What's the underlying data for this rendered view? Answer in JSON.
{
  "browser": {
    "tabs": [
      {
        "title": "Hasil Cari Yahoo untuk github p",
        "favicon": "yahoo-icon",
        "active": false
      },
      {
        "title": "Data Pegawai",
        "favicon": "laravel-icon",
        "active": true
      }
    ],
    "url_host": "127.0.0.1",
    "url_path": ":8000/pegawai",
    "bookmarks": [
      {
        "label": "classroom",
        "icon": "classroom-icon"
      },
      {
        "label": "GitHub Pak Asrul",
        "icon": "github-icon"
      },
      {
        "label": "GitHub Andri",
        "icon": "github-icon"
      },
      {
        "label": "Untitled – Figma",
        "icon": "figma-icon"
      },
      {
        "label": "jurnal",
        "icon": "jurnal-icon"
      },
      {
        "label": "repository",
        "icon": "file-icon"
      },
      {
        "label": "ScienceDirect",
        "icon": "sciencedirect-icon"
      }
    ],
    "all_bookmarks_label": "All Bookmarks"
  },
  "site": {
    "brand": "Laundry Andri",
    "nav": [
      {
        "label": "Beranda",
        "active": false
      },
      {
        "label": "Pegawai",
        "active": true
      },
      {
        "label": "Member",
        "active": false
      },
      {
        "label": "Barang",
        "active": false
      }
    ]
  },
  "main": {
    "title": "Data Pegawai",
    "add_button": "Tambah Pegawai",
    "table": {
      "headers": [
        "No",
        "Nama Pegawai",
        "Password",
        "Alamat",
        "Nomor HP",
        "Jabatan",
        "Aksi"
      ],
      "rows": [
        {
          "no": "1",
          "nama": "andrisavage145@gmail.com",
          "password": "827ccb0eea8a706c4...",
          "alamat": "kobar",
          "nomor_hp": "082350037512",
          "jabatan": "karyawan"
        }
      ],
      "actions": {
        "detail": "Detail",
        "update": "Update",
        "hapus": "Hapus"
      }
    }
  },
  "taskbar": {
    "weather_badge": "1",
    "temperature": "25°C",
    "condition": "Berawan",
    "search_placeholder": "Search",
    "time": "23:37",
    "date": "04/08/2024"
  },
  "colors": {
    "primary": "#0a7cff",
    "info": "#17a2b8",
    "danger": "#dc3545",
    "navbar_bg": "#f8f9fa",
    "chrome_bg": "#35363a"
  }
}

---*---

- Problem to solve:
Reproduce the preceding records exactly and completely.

- Answer section:
What's the underlying data for this rendered view? Answer in JSON.
{
  "browser": {
    "tabs": [
      {
        "title": "Hasil Cari Yahoo untuk github p",
        "favicon": "yahoo-icon",
        "active": false
      },
      {
        "title": "Data Pegawai",
        "favicon": "laravel-icon",
        "active": true
      }
    ],
    "url_host": "127.0.0.1",
    "url_path": ":8000/pegawai",
    "bookmarks": [
      {
        "label": "classroom",
        "icon": "classroom-icon"
      },
      {
        "label": "GitHub Pak Asrul",
        "icon": "github-icon"
      },
      {
        "label": "GitHub Andri",
        "icon": "github-icon"
      },
      {
        "label": "Untitled – Figma",
        "icon": "figma-icon"
      },
      {
        "label": "jurnal",
        "icon": "jurnal-icon"
      },
      {
        "label": "repository",
        "icon": "file-icon"
      },
      {
        "label": "ScienceDirect",
        "icon": "sciencedirect-icon"
      }
    ],
    "all_bookmarks_label": "All Bookmarks"
  },
  "site": {
    "brand": "Laundry Andri",
    "nav": [
      {
        "label": "Beranda",
        "active": false
      },
      {
        "label": "Pegawai",
        "active": true
      },
      {
        "label": "Member",
        "active": false
      },
      {
        "label": "Barang",
        "active": false
      }
    ]
  },
  "main": {
    "title": "Data Pegawai",
    "add_button": "Tambah Pegawai",
    "table": {
      "headers": [
        "No",
        "Nama Pegawai",
        "Password",
        "Alamat",
        "Nomor HP",
        "Jabatan",
        "Aksi"
      ],
      "rows": [
        {
          "no": "1",
          "nama": "andrisavage145@gmail.com",
          "password": "827ccb0eea8a706c4...",
          "alamat": "kobar",
          "nomor_hp": "082350037512",
          "jabatan": "karyawan"
        }
      ],
      "actions": {
        "detail": "Detail",
        "update": "Update",
        "hapus": "Hapus"
      }
    }
  },
  "taskbar": {
    "weather_badge": "1",
    "temperature": "25°C",
    "condition": "Berawan",
    "search_placeholder": "Search",
    "time": "23:37",
    "date": "04/08/2024"
  },
  "colors": {
    "primary": "#0a7cff",
    "info": "#17a2b8",
    "danger": "#dc3545",
    "navbar_bg": "#f8f9fa",
    "chrome_bg": "#35363a"
  }
}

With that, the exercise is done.